▶ **EXERCISE OBJECTIVE**
Repeat the entries in full. Each line must match exactly.

[Items from a dataset]
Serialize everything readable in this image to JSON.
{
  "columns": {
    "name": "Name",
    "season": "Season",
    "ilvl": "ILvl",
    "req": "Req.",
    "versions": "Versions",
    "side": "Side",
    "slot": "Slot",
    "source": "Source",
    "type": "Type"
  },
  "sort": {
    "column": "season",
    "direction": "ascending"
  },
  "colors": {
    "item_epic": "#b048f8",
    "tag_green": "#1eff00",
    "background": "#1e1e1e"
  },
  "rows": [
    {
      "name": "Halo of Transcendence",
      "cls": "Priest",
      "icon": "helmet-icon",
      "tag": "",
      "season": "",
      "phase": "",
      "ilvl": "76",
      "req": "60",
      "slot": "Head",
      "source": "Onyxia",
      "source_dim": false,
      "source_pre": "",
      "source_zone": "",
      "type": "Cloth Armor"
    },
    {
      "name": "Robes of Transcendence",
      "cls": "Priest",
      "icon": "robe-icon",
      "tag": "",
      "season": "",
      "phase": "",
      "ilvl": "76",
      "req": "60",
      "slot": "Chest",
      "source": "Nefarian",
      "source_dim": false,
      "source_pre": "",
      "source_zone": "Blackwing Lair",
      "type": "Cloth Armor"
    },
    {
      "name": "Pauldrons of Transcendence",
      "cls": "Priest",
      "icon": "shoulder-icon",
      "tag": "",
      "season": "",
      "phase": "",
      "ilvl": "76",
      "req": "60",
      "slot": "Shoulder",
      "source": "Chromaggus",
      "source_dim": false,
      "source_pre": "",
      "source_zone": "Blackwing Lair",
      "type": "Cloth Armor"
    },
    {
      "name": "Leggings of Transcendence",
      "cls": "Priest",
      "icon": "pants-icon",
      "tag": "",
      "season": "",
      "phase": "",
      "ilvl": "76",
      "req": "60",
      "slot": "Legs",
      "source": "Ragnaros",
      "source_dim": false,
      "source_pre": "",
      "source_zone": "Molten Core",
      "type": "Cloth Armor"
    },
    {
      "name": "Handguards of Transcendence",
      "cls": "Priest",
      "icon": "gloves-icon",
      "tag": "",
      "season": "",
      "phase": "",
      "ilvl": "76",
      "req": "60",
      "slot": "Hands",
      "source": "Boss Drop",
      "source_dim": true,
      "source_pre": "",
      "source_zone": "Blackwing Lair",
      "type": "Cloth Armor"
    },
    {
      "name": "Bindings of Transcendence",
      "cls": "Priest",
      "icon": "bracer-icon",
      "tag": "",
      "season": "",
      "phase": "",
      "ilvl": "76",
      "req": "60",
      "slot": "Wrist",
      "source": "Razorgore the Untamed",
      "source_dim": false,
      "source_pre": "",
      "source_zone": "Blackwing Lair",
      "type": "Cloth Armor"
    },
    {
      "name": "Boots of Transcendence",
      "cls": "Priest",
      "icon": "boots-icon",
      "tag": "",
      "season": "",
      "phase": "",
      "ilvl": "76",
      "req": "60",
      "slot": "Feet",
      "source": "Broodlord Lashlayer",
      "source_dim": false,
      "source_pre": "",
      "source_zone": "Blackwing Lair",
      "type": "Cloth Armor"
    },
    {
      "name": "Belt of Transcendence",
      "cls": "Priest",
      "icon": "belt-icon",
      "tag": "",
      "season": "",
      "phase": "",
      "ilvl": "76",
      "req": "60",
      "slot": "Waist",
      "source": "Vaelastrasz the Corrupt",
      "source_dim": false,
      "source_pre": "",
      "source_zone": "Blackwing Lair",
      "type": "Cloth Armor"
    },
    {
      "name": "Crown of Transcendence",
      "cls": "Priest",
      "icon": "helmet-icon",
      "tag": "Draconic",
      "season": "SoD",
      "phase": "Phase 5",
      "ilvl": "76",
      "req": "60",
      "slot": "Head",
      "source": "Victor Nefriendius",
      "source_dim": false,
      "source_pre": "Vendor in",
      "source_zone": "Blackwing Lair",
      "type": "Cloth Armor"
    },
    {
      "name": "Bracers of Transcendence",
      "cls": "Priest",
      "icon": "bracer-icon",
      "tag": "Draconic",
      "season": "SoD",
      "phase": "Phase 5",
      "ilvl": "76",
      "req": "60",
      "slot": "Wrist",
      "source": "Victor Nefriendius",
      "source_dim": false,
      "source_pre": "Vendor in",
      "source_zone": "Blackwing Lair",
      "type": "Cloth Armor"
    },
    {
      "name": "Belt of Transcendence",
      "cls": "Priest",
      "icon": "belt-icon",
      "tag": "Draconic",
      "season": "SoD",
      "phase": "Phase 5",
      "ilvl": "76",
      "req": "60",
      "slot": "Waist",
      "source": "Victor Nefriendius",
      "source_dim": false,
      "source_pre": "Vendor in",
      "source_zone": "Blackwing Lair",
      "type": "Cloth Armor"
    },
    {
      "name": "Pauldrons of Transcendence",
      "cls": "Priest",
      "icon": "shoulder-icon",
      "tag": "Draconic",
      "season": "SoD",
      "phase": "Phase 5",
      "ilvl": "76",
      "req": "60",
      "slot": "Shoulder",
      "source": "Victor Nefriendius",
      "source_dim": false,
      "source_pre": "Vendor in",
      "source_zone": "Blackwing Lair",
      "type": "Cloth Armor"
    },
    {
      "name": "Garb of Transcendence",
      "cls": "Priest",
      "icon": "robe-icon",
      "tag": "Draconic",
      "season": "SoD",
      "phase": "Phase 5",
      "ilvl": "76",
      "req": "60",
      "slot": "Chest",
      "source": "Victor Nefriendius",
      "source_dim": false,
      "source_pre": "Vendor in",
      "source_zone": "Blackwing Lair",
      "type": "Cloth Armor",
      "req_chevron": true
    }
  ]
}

▶ **SOLVED EXERCISE**
Serialize everything readable in this image to JSON.
{
  "columns": {
    "name": "Name",
    "season": "Season",
    "ilvl": "ILvl",
    "req": "Req.",
    "versions": "Versions",
    "side": "Side",
    "slot": "Slot",
    "source": "Source",
    "type": "Type"
  },
  "sort": {
    "column": "season",
    "direction": "ascending"
  },
  "colors": {
    "item_epic": "#b048f8",
    "tag_green": "#1eff00",
    "background": "#1e1e1e"
  },
  "rows": [
    {
      "name": "Halo of Transcendence",
      "cls": "Priest",
      "icon": "helmet-icon",
      "tag": "",
      "season": "",
      "phase": "",
      "ilvl": "76",
      "req": "60",
      "slot": "Head",
      "source": "Onyxia",
      "source_dim": false,
      "source_pre": "",
      "source_zone": "",
      "type": "Cloth Armor"
    },
    {
      "name": "Robes of Transcendence",
      "cls": "Priest",
      "icon": "robe-icon",
      "tag": "",
      "season": "",
      "phase": "",
      "ilvl": "76",
      "req": "60",
      "slot": "Chest",
      "source": "Nefarian",
      "source_dim": false,
      "source_pre": "",
      "source_zone": "Blackwing Lair",
      "type": "Cloth Armor"
    },
    {
      "name": "Pauldrons of Transcendence",
      "cls": "Priest",
      "icon": "shoulder-icon",
      "tag": "",
      "season": "",
      "phase": "",
      "ilvl": "76",
      "req": "60",
      "slot": "Shoulder",
      "source": "Chromaggus",
      "source_dim": false,
      "source_pre": "",
      "source_zone": "Blackwing Lair",
      "type": "Cloth Armor"
    },
    {
      "name": "Leggings of Transcendence",
      "cls": "Priest",
      "icon": "pants-icon",
      "tag": "",
      "season": "",
      "phase": "",
      "ilvl": "76",
      "req": "60",
      "slot": "Legs",
      "source": "Ragnaros",
      "source_dim": false,
      "source_pre": "",
      "source_zone": "Molten Core",
      "type": "Cloth Armor"
    },
    {
      "name": "Handguards of Transcendence",
      "cls": "Priest",
      "icon": "gloves-icon",
      "tag": "",
      "season": "",
      "phase": "",
      "ilvl": "76",
      "req": "60",
      "slot": "Hands",
      "source": "Boss Drop",
      "source_dim": true,
      "source_pre": "",
      "source_zone": "Blackwing Lair",
      "type": "Cloth Armor"
    },
    {
      "name": "Bindings of Transcendence",
      "cls": "Priest",
      "icon": "bracer-icon",
      "tag": "",
      "season": "",
      "phase": "",
      "ilvl": "76",
      "req": "60",
      "slot": "Wrist",
      "source": "Razorgore the Untamed",
      "source_dim": false,
      "source_pre": "",
      "source_zone": "Blackwing Lair",
      "type": "Cloth Armor"
    },
    {
      "name": "Boots of Transcendence",
      "cls": "Priest",
      "icon": "boots-icon",
      "tag": "",
      "season": "",
      "phase": "",
      "ilvl": "76",
      "req": "60",
      "slot": "Feet",
      "source": "Broodlord Lashlayer",
      "source_dim": false,
      "source_pre": "",
      "source_zone": "Blackwing Lair",
      "type": "Cloth Armor"
    },
    {
      "name": "Belt of Transcendence",
      "cls": "Priest",
      "icon": "belt-icon",
      "tag": "",
      "season": "",
      "phase": "",
      "ilvl": "76",
      "req": "60",
      "slot": "Waist",
      "source": "Vaelastrasz the Corrupt",
      "source_dim": false,
      "source_pre": "",
      "source_zone": "Blackwing Lair",
      "type": "Cloth Armor"
    },
    {
      "name": "Crown of Transcendence",
      "cls": "Priest",
      "icon": "helmet-icon",
      "tag": "Draconic",
      "season": "SoD",
      "phase": "Phase 5",
      "ilvl": "76",
      "req": "60",
      "slot": "Head",
      "source": "Victor Nefriendius",
      "source_dim": false,
      "source_pre": "Vendor in",
      "source_zone": "Blackwing Lair",
      "type": "Cloth Armor"
    },
    {
      "name": "Bracers of Transcendence",
      "cls": "Priest",
      "icon": "bracer-icon",
      "tag": "Draconic",
      "season": "SoD",
      "phase": "Phase 5",
      "ilvl": "76",
      "req": "60",
      "slot": "Wrist",
      "source": "Victor Nefriendius",
      "source_dim": false,
      "source_pre": "Vendor in",
      "source_zone": "Blackwing Lair",
      "type": "Cloth Armor"
    },
    {
      "name": "Belt of Transcendence",
      "cls": "Priest",
      "icon": "belt-icon",
      "tag": "Draconic",
      "season": "SoD",
      "phase": "Phase 5",
      "ilvl": "76",
      "req": "60",
      "slot": "Waist",
      "source": "Victor Nefriendius",
      "source_dim": false,
      "source_pre": "Vendor in",
      "source_zone": "Blackwing Lair",
      "type": "Cloth Armor"
    },
    {
      "name": "Pauldrons of Transcendence",
      "cls": "Priest",
      "icon": "shoulder-icon",
      "tag": "Draconic",
      "season": "SoD",
      "phase": "Phase 5",
      "ilvl": "76",
      "req": "60",
      "slot": "Shoulder",
      "source": "Victor Nefriendius",
      "source_dim": false,
      "source_pre": "Vendor in",
      "source_zone": "Blackwing Lair",
      "type": "Cloth Armor"
    },
    {
      "name": "Garb of Transcendence",
      "cls": "Priest",
      "icon": "robe-icon",
      "tag": "Draconic",
      "season": "SoD",
      "phase": "Phase 5",
      "ilvl": "76",
      "req": "60",
      "slot": "Chest",
      "source": "Victor Nefriendius",
      "source_dim": false,
      "source_pre": "Vendor in",
      "source_zone": "Blackwing Lair",
      "type": "Cloth Armor",
      "req_chevron": true
    }
  ]
}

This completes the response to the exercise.